  • For information about the postal redirection service: Click here

Vehicles and Driving

Hong Kong law states that if a vehicle is to be permanently exported from Hong Kong, the registered keeper of the vehicle must notify the Commissioner for Transport in writing within 15 days of the export. The owner must return the registration document and the vehicle licence.

Address all correspondence relating to vehicle export to:

Check with the new country of residence for any restrictions and taxes which may be due on arrival with a vehicle.

Driving licences

In certain circumstances, it is possible to drive in Hong Kong for up to 12 months on a valid overseas licence or an international driver's licence. Otherwise, it is necessary to hold a full or temporary Hong Kong licence. Full Hong Kong licences are valid for 10 years. When the details of the licence holder change (for example the address), notify the Commissioner for Transport within 72 hours of the change. Failure to do so constitutes an offence which carries a fine. However, in most cases, drivers will revert to using or reapplying for licences in the new country of residence.

Holders of a full Hong Kong driving licence can apply for an International Drivers' Licence while still in Hong Kong. This is accepted by many countries worldwide and is valid for 12 months.

  • Application can be made on a form TD51, which can be downloaded from the Transport Department website: Click here

Animals

Pet owners are allowed to bring their animals into Hong Kong subject to obtaining the necessary permit.

To take a pet out of Hong Kong again, owners must obtain a Health Certificate approved by the Hong Kong Agriculture, Fisheries and Conservation Department (AFCD) from a local vet.

  • The AFCD website has information about the import and export regulations: Click here

Dogs in Hong Kong must have a licence and the authorities should be told of relocation.

Depending on the destination, some animals may require a period of quarantine. They will almost certainly require documentation and possible additional vaccinations or similar medical treatment. Contact the embassy in the new country of residence for up to date information on importing animals.

Whatever the journey ahead, animals normally have to travel in approved containers and by approved routes.

  • In the UK DEFRA publishes details of approved carriers and routes on its site: Click here

Note: sudden outbreaks of diseases (for example Avian influenza) can affect pet travel.

Education

It is polite to give schools a reasonable amount of notice of your child's departure. Leave a forwarding address for any correspondence.

Many foreign children will have been attending schools in the private sector. There may be outstanding bills for school fees, transport or meals to be settled. Most schools will provide an up-to-date report or statement of a child's progress in English if required.

Insurance

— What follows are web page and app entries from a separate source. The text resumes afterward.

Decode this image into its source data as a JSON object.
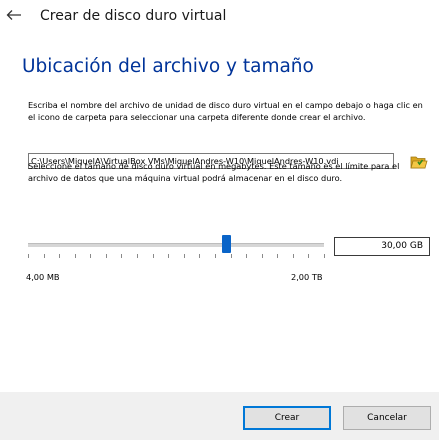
{
  "window": {
    "title": "Crear de disco duro virtual",
    "back_icon": "arrow-left-icon"
  },
  "page": {
    "heading": "Ubicación del archivo y tamaño"
  },
  "location": {
    "description": "Escriba el nombre del archivo de unidad de disco duro virtual en el campo debajo o haga clic en el icono de carpeta para seleccionar una carpeta diferente donde crear el archivo.",
    "path_value": "C:\\Users\\MiquelA\\VirtualBox VMs\\MiquelAndres-W10\\MiquelAndres-W10.vdi",
    "folder_icon": "folder-open-icon"
  },
  "size": {
    "description": "Seleccione el tamaño de disco duro virtual en megabytes. Este tamaño es el límite para el archivo de datos que una máquina virtual podrá almacenar en el disco duro.",
    "value_text": "30,00 GB",
    "slider_fraction": 0.67,
    "min_label": "4,00 MB",
    "max_label": "2,00 TB"
  },
  "buttons": {
    "create": "Crear",
    "cancel": "Cancelar"
  },
  "colors": {
    "heading": "#003399",
    "accent": "#0078d7",
    "slider_thumb": "#0a64c8",
    "footer_bg": "#f0f0f0"
  }
}
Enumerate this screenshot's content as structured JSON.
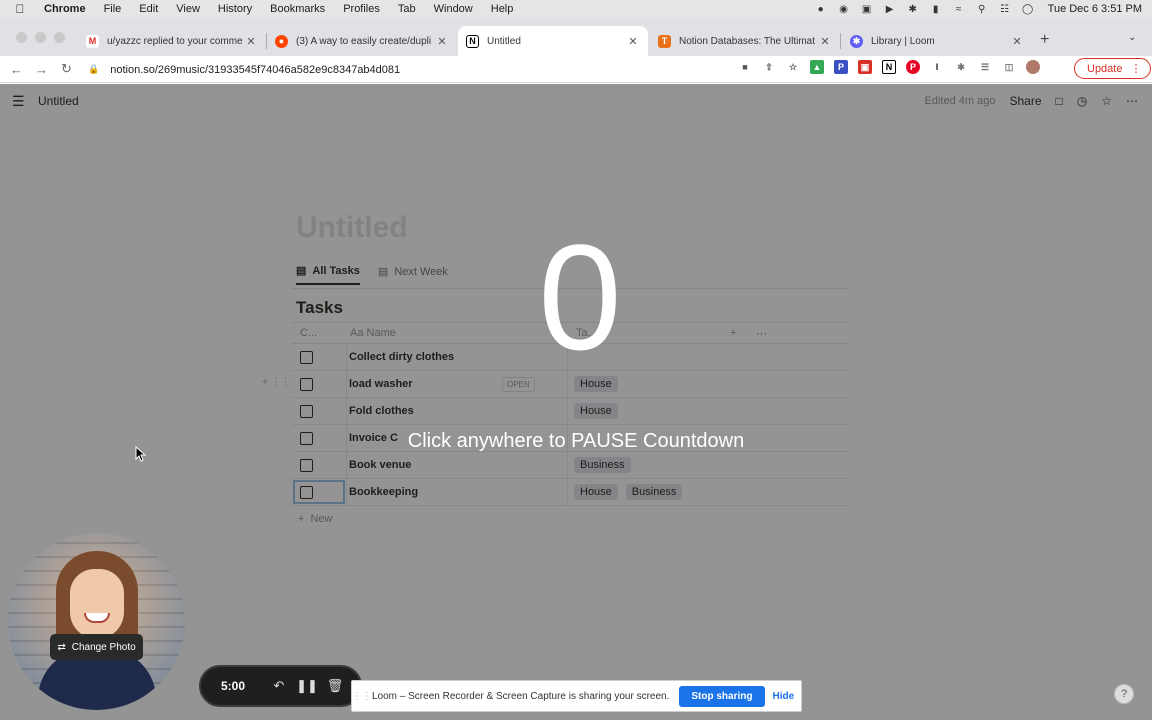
{
  "menubar": {
    "app": "Chrome",
    "items": [
      "File",
      "Edit",
      "View",
      "History",
      "Bookmarks",
      "Profiles",
      "Tab",
      "Window",
      "Help"
    ],
    "clock": "Tue Dec 6  3:51 PM"
  },
  "tabs": [
    {
      "title": "u/yazzc replied to your comme",
      "icon": "gmail-icon",
      "color": "#d93025"
    },
    {
      "title": "(3) A way to easily create/dupli",
      "icon": "reddit-icon",
      "color": "#ff4500"
    },
    {
      "title": "Untitled",
      "icon": "notion-icon",
      "color": "#000000"
    },
    {
      "title": "Notion Databases: The Ultimat",
      "icon": "tf-icon",
      "color": "#e8711a"
    },
    {
      "title": "Library | Loom",
      "icon": "loom-icon",
      "color": "#625df5"
    }
  ],
  "address": {
    "url": "notion.so/269music/31933545f74046a582e9c8347ab4d081",
    "update_label": "Update"
  },
  "notion": {
    "breadcrumb": "Untitled",
    "edited": "Edited 4m ago",
    "share": "Share",
    "page_title": "Untitled",
    "views": [
      "All Tasks",
      "Next Week"
    ],
    "db_title": "Tasks",
    "columns": [
      "C...",
      "Aa  Name",
      "Ta..."
    ],
    "rows": [
      {
        "name": "Collect dirty clothes",
        "tags": []
      },
      {
        "name": "load washer",
        "tags": [
          "House"
        ]
      },
      {
        "name": "Fold clothes",
        "tags": [
          "House"
        ]
      },
      {
        "name": "Invoice C",
        "tags": []
      },
      {
        "name": "Book venue",
        "tags": [
          "Business"
        ]
      },
      {
        "name": "Bookkeeping",
        "tags": [
          "House",
          "Business"
        ]
      }
    ],
    "open_label": "OPEN",
    "new_label": "New"
  },
  "countdown": {
    "number": "0",
    "message": "Click anywhere to PAUSE Countdown"
  },
  "camera": {
    "change_photo": "Change Photo"
  },
  "loom": {
    "time": "5:00"
  },
  "sharebar": {
    "message": "Loom – Screen Recorder & Screen Capture is sharing your screen.",
    "stop": "Stop sharing",
    "hide": "Hide"
  },
  "help": "?"
}
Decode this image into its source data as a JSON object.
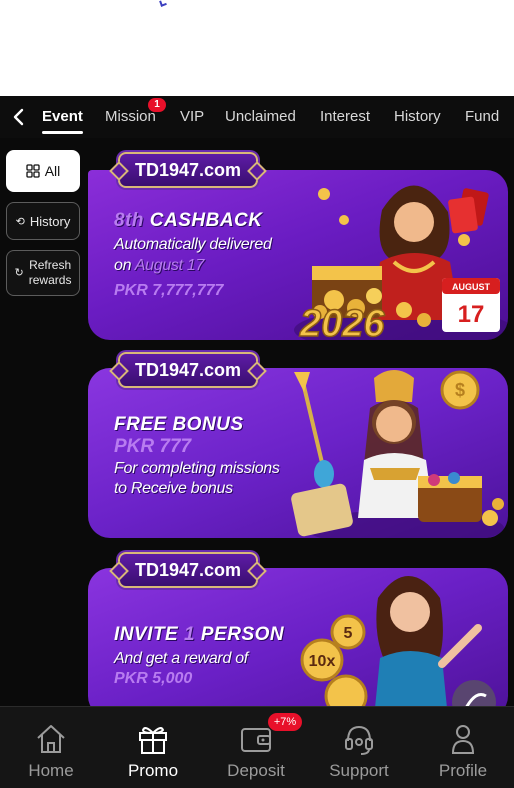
{
  "tabs": [
    {
      "label": "Event"
    },
    {
      "label": "Mission",
      "badge": "1"
    },
    {
      "label": "VIP"
    },
    {
      "label": "Unclaimed"
    },
    {
      "label": "Interest"
    },
    {
      "label": "History"
    },
    {
      "label": "Fund"
    }
  ],
  "sidebar": {
    "all_label": "All",
    "history_label": "History",
    "refresh_line1": "Refresh",
    "refresh_line2": "rewards"
  },
  "banners": [
    {
      "brand": "TD1947.com",
      "title_a": "8th",
      "title_b": "CASHBACK",
      "line1": "Automatically delivered",
      "line2_a": "on",
      "line2_b": "August 17",
      "amount": "PKR 7,777,777",
      "year": "2026",
      "calendar_month": "AUGUST",
      "calendar_day": "17"
    },
    {
      "brand": "TD1947.com",
      "title": "FREE BONUS",
      "amount": "PKR 777",
      "line1": "For completing missions",
      "line2": "to Receive bonus"
    },
    {
      "brand": "TD1947.com",
      "title_a": "INVITE",
      "title_b": "1",
      "title_c": "PERSON",
      "line1": "And get a reward of",
      "amount": "PKR 5,000"
    }
  ],
  "bottom_nav": [
    {
      "label": "Home",
      "icon": "home-icon"
    },
    {
      "label": "Promo",
      "icon": "gift-icon"
    },
    {
      "label": "Deposit",
      "icon": "wallet-icon",
      "badge": "+7%"
    },
    {
      "label": "Support",
      "icon": "headset-icon"
    },
    {
      "label": "Profile",
      "icon": "user-icon"
    }
  ],
  "colors": {
    "accent_badge": "#e8102a",
    "banner_purple": "#6a1cc2",
    "navbar_bg": "#0d0d0d"
  }
}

Contact the relevant insurance company and get a proof of "no-Claims Bonus" if applicable. Some insurance companies need three months' written notice to cancel a contract so this should be taken into account when leaving Hong Kong.

Further Information